15. thus writes: p. 11. "Now the question arises, Has the serpent's head been bruised in any degree answerable to the manifest import of the passage under consideration? A great part of mankind have gone to destruction. Does this look like bruising the serpent's head? If the greater part of the human race are to be lost by the cunning craftiness of satan, will that look like bruising his head? To me it would seem far otherwise. Should satan continue the god of this world from the beginning to the end of time, leading whole nations captive at his will, surely he will seem to have cause to triumph.
"But the head of satan must be bruised; his plots must be crushed. Are all mankind to he saved? Certainly not. That would be giving the lie to numerous declarations of eternal Truth; it would be throwing away the Bible at once. And if the Bible be thrown away, it would be impossible to prove the salvation of any. But there is no doubt that by far the greater part of mankind will be saved. This appears necessary, in order that the serpent's head may be bruised. I am strongly inclined to the opinion of Dr. Hopkins, that of the whole human race, thousands will be saved for one that is lost."
We are happy to see from such respectable authors, that thousands are to be saved to one that is lost; and that if the greater part of the human race are to be lost, satan's head would not be bruised, but that he would have cause to triumph. If so many must be saved as stated in this quotation, to avoid these consequences, we would suggest it for the consideration of all, as well as that of the worthy author, whether satan's head could be bruised, or he destroyed, and whether he would not have cause of triumph if one individual of the human race was lost. If but one was left in his power, to be tormented by him forever, how could his head be bruised,
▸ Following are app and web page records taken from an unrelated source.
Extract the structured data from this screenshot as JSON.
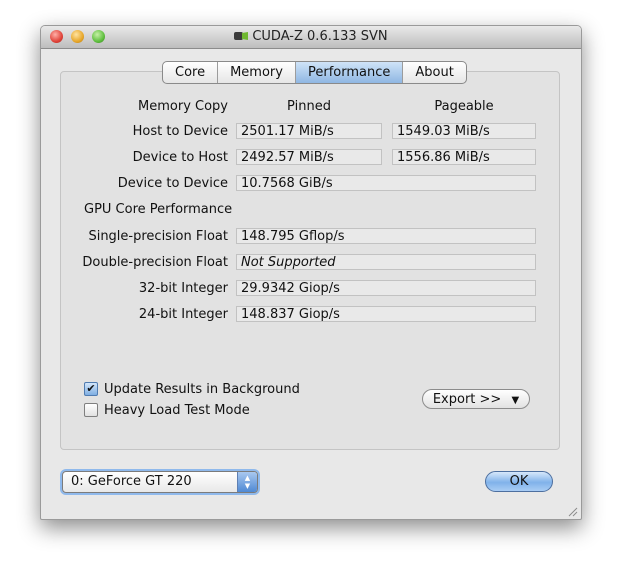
{
  "window": {
    "title": "CUDA-Z 0.6.133 SVN",
    "app_icon": "cuda-z-icon"
  },
  "tabs": [
    {
      "label": "Core"
    },
    {
      "label": "Memory"
    },
    {
      "label": "Performance",
      "active": true
    },
    {
      "label": "About"
    }
  ],
  "memory_copy": {
    "section_label": "Memory Copy",
    "pinned_header": "Pinned",
    "pageable_header": "Pageable",
    "rows": [
      {
        "label": "Host to Device",
        "pinned": "2501.17 MiB/s",
        "pageable": "1549.03 MiB/s"
      },
      {
        "label": "Device to Host",
        "pinned": "2492.57 MiB/s",
        "pageable": "1556.86 MiB/s"
      },
      {
        "label": "Device to Device",
        "value": "10.7568 GiB/s"
      }
    ]
  },
  "gpu_core": {
    "section_label": "GPU Core Performance",
    "rows": [
      {
        "label": "Single-precision Float",
        "value": "148.795 Gflop/s"
      },
      {
        "label": "Double-precision Float",
        "value": "Not Supported"
      },
      {
        "label": "32-bit Integer",
        "value": "29.9342 Giop/s"
      },
      {
        "label": "24-bit Integer",
        "value": "148.837 Giop/s"
      }
    ]
  },
  "options": {
    "update_background": {
      "label": "Update Results in Background",
      "checked": true
    },
    "heavy_load": {
      "label": "Heavy Load Test Mode",
      "checked": false
    }
  },
  "export_button": {
    "label": "Export >>",
    "icon": "triangle-down-icon"
  },
  "device_select": {
    "value": "0: GeForce GT 220"
  },
  "ok_button": {
    "label": "OK"
  },
  "colors": {
    "accent_blue": "#8fb7e3",
    "window_bg": "#e8e8e8",
    "field_bg": "#e9e9e9"
  }
}
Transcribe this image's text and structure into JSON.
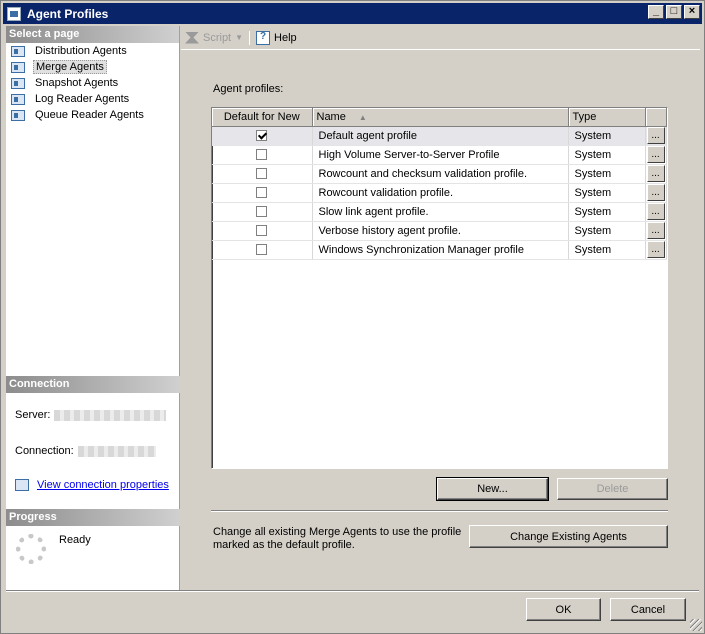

and would he not triumph in this small conquest, as well as over one in a thousand? We do not see how the number could materially alter the case. We seriously think that if the number to be saved be so great in proportion to those lost, we would do well to consider if all mankind may not be saved, and that we may believe this without throwing away our Bibles. But I only hint these things in passing. On this quotation, we cannot help remarking how different the sentiments contained in it are, to what was considered true orthodoxy in former ages. In those days, it would have been considered throwing away the Bible, to say that thousands will be saved for one lost, just as much as saying in these, that all will be saved. This quotation, no doubt, must serve the cause of Universal Salvation, and prepare the minds of men for its universal reception. If Christ comes so near saving the whole human race, in the name of humanity why not let his triumph be complete; why strain at the gnat and swallow the camel?
God also promised to Abraham, that in his seed, which was Christ, all the families of the earth should be blessed. But if the doctrine of endless misery be true, and a great part of mankind are decreed to such a punishment, how can this promise of God be fulfilled? It will be allowed that the sentiments which I have advanced, are much more in unison with the language of this and similar promises, than the doctrine of endless misery. Let any one go over the promises and predictions of the Old Testament, two of which I have merely adduced as a specimen, and then candidly say, if he finds them in unison with the limited views of salvation which most men entertain. It would be as endless, as useless for me to dwell on this topic.